Volume 22 Issue 5, May 2004

Volume 22 Issue 5

A root of a poplar colonized by the green fluorescent protein-labeled endophytic bacterium Pseudomonas putida VM1453. Photo courtesy of Kieran Germaine, David Ryan and David Dowling Department of Applied Biology & Chemistry, Institute of Technology, Carlow, Ireland). On page 583, van der Lelie and colleagues describe a yellow lupin containing a modified endophytic symbiont capable of toluene degradation.



Opinion and Comment


  • Feature |

    Has structural bioinformatics advanced enough to form the core of a drug discovery program? A new generation of companies exploiting structure-focused technologies is counting on it.

    • Karl A Thiel

News and Views

  • News & Views |

    Ankyrin repeats generate high-affinity protein binders with biophysical properties that may favor therapeutic applications.

    • Ian M Tomlinson
  • News & Views |

    Chemical screening in a zebrafish mutant has turned up two compounds that rescue a heart defect, but will this yield new drugs?

    • Jonathan Margolis
    •  & Greg D Plowman
  • News & Views |

    The genome sequence of Thermus thermophilus may provide new insights into heat-tolerant enzymes and metabolic pathways of biotechnological potential.

    • Wolfgang Liebl
  • News & Views |

    Genetically modified (GM) bacteria improve the degradation of toluene in plants.

    • Bernard R Glick
  • News and Views Feature

  • News and Views Feature |

    The complete genome sequence of the rat provides new signposts on the road to functional determination in higher eukaryotes.

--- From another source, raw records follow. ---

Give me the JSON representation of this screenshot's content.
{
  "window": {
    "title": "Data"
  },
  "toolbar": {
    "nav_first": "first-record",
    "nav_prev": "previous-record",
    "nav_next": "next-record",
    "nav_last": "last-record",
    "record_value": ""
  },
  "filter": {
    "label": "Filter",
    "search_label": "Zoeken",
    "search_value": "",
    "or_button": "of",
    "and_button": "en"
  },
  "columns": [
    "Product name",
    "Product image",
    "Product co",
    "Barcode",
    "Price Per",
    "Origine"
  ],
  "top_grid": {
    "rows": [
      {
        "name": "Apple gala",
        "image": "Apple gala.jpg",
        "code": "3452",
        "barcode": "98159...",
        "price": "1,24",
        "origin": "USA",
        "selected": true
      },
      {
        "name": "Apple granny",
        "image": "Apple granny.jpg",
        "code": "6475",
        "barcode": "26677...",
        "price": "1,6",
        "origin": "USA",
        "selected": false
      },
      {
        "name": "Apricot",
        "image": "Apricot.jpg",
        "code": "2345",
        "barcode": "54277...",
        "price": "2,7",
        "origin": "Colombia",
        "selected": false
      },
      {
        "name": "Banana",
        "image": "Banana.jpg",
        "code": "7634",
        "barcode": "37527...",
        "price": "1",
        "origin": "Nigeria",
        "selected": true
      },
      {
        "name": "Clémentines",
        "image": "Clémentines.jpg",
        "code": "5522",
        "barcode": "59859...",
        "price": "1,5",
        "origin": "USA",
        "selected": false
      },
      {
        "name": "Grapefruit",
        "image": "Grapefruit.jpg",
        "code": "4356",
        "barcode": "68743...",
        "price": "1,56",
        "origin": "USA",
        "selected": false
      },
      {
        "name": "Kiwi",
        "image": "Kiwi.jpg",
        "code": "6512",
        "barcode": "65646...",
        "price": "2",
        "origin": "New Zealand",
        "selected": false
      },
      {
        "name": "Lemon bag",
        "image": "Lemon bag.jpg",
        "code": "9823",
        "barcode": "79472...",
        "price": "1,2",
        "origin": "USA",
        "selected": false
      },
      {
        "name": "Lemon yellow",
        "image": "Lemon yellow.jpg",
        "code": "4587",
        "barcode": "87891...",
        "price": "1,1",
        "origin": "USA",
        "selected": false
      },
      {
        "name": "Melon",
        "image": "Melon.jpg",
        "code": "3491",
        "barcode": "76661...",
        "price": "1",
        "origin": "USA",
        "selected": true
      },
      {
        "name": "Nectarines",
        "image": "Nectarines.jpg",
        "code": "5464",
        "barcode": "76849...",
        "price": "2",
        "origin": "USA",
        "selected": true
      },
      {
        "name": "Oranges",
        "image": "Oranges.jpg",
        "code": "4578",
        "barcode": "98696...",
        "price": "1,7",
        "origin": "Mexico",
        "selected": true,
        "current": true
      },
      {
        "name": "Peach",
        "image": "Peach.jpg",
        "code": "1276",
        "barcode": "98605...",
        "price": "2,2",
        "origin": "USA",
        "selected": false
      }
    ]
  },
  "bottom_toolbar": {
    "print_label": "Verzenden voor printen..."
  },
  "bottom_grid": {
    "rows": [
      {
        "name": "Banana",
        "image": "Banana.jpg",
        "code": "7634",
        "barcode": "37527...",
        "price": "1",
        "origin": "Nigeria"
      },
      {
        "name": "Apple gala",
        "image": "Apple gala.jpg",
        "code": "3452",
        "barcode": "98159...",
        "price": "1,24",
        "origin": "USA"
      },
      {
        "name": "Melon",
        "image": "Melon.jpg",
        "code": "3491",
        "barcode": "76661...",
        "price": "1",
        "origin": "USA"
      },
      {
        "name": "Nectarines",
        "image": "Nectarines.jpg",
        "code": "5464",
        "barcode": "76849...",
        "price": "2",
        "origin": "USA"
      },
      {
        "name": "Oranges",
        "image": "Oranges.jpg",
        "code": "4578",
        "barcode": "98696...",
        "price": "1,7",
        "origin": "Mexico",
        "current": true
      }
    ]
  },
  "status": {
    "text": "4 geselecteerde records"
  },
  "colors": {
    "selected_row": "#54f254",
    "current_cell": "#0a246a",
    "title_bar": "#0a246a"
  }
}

    • Ismail Kola



Computational Biology

Computational Biology